And Jo dropped down beside the bed in a passion of penitent tears, telling all that had happened, bitterly condemning her hardness of heart, and sobbing out her gratitude for being spared the heavy punishment which might have come upon her.
Meanwhile Robert, addressing Mrs Pontellier, continued to tell of his one time hopeless passion for Madame Ratignolle; of sleepless nights, of consuming flames till the very sea sizzled when he took his daily plunge.
A few, and they not the least powerful and terrific of the band, threw lowering looks, in which the fiercest passion was only tempered by habitual self-command, at those captives who still remained in their power, while one or two even gave vent to their malignant feelings by the most menacing gestures, against which neither the sex nor the beauty of the sisters was any protection.
They would take neither the glow of passion nor the tenderness of sentiment, but retained all the rigidity of dead corpses, and stared me in the face with a fixed and ghastly grin of contemptuous defiance.
Another suitor might feel jealousy while he touched this string; but my firm purpose cannot be changed by a passion so childish and so hopeless.
A grande passion is the privilege of people who have nothing to do.
Is not the love of wealth as domineering and enterprising a passion as that of power or glory?
By a faction, I understand a number of citizens, whether amounting to a majority or a minority of the whole, who are united and actuated by some common impulse of passion, or of interest, adversed to the rights of other citizens, or to the permanent and aggregate interests of the community.
His work in the city library escaped attention, and he buried in his soul his thoughts of fame, fearing that they might injure him; but deeper than all lay buried within him the secret of his heart,--a passion which hollowed his cheeks and yellowed his brow.
It connotes at once passion, expression, fine criticism, good learning, and a document.
A festive winter Conversion of the Shoshonies Visit of two free trappers Gayety in the camp A touch of the tender passion The reclaimed squaw An Indian fine lady An elopement A pursuit Market value of a bad wife.

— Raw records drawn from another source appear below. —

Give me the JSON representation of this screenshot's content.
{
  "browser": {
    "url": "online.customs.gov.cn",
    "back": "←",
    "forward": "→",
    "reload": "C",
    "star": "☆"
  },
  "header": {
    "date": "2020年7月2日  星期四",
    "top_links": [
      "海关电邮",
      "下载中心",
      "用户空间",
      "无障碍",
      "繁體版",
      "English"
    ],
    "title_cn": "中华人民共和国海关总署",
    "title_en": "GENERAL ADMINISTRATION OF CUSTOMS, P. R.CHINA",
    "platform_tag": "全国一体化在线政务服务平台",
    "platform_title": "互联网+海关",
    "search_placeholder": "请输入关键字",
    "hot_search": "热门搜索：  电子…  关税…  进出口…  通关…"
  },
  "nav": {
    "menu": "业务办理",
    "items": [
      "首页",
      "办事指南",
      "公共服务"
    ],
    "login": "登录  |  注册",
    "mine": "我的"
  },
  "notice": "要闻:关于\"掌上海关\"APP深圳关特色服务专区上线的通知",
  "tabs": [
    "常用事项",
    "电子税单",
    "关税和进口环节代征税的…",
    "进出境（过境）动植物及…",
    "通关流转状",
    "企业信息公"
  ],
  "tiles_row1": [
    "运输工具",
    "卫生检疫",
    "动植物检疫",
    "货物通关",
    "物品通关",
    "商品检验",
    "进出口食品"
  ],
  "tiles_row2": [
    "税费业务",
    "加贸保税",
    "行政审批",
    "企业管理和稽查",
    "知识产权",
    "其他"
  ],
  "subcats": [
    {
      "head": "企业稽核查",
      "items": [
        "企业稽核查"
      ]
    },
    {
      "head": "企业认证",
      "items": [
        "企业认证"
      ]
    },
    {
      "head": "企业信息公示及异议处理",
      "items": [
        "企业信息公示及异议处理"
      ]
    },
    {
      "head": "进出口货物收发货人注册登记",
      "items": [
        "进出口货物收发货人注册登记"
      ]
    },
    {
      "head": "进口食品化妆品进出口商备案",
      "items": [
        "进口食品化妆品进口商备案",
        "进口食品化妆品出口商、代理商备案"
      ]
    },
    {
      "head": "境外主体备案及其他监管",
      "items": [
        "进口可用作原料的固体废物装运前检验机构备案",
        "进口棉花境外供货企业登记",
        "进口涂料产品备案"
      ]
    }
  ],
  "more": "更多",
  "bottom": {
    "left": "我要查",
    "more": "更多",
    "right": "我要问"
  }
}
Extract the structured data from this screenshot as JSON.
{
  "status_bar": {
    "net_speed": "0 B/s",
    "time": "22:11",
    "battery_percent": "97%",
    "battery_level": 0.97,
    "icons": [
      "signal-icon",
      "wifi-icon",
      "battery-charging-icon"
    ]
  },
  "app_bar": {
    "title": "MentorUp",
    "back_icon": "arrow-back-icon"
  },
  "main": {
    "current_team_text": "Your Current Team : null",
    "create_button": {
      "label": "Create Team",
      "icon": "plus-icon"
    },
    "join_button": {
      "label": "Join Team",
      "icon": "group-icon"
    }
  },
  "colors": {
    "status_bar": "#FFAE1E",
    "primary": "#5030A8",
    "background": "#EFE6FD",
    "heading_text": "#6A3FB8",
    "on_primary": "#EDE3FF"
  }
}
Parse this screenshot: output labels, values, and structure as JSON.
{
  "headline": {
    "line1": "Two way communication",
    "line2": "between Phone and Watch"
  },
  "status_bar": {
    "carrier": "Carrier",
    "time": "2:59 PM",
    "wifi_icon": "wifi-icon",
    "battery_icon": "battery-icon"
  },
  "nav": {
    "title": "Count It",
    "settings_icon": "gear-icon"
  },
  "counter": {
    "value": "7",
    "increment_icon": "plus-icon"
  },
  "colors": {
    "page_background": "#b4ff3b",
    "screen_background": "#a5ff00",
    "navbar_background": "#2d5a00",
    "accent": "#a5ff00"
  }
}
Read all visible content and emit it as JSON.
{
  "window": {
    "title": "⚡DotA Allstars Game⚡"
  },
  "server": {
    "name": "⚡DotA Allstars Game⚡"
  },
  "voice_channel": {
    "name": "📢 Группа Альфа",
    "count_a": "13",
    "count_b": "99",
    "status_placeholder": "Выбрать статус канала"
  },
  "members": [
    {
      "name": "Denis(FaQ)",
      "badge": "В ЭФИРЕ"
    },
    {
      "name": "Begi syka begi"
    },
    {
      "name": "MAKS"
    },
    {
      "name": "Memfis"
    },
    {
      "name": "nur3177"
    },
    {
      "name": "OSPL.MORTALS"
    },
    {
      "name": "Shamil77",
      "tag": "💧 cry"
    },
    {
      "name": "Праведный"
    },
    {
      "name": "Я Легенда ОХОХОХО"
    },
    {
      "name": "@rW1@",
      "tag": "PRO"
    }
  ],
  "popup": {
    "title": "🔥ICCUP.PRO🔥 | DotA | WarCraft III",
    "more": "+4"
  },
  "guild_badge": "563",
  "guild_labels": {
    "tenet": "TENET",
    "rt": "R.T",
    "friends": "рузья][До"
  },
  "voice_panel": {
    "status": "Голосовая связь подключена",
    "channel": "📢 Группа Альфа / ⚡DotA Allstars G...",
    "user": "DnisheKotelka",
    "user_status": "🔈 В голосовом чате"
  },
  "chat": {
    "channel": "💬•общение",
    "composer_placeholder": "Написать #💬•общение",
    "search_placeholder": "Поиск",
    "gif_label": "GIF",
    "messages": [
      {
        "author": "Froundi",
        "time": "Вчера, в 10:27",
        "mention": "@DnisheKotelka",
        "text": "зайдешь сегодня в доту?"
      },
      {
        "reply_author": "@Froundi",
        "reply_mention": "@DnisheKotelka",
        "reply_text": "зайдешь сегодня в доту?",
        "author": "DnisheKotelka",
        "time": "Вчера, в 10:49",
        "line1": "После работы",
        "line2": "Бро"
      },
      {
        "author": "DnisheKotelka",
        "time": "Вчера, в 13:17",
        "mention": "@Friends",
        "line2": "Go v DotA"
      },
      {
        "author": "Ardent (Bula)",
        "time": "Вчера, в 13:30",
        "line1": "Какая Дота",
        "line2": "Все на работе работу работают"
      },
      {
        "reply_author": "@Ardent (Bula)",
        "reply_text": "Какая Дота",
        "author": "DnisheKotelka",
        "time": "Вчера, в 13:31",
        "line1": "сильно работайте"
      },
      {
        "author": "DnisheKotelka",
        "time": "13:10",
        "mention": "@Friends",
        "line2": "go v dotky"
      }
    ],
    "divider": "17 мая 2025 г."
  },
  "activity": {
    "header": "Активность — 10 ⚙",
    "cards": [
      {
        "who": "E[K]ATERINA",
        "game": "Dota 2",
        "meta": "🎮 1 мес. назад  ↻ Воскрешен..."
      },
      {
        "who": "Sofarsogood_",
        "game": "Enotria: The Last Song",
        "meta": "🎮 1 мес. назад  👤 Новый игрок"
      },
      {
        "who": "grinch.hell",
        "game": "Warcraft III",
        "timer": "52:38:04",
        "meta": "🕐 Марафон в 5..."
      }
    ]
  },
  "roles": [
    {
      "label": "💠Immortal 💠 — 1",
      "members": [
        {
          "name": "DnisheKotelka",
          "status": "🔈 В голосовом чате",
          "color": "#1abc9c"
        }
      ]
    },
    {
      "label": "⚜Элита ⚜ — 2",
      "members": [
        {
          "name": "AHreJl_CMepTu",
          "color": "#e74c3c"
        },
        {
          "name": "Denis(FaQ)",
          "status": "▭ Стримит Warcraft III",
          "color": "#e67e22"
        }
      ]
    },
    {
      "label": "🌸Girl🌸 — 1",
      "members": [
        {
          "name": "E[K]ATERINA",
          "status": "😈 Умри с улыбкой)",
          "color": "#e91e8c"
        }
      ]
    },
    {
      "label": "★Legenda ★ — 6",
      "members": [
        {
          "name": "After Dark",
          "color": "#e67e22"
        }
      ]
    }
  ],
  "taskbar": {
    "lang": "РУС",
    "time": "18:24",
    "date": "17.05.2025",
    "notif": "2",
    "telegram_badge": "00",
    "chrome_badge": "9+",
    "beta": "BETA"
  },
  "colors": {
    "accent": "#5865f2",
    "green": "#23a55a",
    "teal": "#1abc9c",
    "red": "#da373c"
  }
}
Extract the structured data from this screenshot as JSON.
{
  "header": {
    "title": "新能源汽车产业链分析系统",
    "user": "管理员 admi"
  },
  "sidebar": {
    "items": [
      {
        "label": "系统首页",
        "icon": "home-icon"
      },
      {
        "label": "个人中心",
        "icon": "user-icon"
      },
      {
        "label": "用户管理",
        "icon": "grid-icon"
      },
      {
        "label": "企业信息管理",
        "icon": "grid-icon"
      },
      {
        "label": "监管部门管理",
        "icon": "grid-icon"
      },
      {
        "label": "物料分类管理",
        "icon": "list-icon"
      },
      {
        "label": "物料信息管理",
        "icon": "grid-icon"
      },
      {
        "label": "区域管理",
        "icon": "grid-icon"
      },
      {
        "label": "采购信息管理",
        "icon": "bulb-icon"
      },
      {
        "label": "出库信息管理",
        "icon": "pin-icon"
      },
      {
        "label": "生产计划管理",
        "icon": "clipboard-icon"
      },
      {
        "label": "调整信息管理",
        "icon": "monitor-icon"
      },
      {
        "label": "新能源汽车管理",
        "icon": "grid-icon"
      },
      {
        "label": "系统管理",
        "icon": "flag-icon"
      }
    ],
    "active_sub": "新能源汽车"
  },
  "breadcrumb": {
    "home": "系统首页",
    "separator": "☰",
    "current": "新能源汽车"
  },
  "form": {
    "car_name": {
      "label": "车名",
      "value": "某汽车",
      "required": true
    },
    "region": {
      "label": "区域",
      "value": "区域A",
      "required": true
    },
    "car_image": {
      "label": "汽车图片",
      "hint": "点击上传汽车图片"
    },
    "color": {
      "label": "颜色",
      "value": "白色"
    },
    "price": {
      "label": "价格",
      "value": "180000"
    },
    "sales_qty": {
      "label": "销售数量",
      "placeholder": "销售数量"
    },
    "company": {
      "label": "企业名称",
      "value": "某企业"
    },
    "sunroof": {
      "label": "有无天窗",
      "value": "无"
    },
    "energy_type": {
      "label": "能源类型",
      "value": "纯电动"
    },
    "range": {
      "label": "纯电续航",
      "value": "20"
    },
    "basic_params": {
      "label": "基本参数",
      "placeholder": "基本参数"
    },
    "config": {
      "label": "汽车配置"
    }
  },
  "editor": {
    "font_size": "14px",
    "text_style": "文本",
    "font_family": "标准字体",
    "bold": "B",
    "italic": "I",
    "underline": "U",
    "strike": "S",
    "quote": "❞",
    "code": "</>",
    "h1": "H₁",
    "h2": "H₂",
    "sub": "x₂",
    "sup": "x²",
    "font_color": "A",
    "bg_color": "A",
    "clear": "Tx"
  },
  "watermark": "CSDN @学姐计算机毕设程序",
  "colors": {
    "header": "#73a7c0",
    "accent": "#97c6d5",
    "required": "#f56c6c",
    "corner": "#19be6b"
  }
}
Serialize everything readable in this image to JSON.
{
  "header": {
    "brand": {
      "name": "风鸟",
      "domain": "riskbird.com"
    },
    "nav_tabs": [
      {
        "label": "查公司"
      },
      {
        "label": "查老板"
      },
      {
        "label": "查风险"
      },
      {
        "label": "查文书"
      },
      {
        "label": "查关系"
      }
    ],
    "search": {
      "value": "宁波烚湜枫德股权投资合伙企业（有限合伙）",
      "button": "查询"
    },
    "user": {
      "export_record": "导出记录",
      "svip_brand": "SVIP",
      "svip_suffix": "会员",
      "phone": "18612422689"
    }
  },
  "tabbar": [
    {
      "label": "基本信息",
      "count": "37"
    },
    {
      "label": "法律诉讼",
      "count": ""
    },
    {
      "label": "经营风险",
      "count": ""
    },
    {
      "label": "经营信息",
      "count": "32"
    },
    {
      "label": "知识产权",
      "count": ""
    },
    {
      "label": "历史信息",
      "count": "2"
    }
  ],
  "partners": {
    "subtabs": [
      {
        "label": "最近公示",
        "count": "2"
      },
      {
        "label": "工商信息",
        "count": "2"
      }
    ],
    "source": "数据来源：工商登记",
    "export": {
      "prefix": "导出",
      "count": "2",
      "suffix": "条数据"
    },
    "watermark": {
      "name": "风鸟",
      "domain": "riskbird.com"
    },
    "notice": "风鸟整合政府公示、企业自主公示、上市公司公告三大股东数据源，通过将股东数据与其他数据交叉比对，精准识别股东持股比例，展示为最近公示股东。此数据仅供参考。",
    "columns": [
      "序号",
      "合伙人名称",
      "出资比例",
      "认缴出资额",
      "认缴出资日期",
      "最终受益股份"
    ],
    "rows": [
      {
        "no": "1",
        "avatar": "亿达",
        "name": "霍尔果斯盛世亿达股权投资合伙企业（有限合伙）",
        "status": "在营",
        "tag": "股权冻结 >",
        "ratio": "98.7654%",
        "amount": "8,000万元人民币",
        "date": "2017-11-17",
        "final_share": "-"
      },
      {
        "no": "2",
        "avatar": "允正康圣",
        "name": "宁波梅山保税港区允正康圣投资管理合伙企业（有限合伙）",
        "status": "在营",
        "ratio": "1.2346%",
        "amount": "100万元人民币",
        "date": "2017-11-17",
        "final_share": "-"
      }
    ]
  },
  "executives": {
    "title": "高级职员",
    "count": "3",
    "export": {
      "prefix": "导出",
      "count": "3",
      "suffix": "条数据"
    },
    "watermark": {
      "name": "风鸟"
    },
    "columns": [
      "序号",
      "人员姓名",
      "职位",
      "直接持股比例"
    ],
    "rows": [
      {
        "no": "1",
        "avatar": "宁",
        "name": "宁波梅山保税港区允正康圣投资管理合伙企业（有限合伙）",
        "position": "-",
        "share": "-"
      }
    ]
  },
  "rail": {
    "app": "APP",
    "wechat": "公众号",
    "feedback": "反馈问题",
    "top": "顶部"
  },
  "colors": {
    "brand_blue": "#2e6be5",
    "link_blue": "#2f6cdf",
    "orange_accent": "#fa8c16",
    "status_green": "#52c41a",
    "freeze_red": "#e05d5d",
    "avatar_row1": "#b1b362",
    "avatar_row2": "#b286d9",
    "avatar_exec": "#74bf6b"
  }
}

My passions, from that hapless hour, Usurp'd a tyranny which men Have deem'd, since I have reach'd to power; My innate nature - be it so: But, father, there liv'd one who, then, Then - in my boyhood - when their fire Burn'd with a still intenser glow,(For passion must, with youth, expire) E'en then who knew this iron heart In woman's weakness had a part.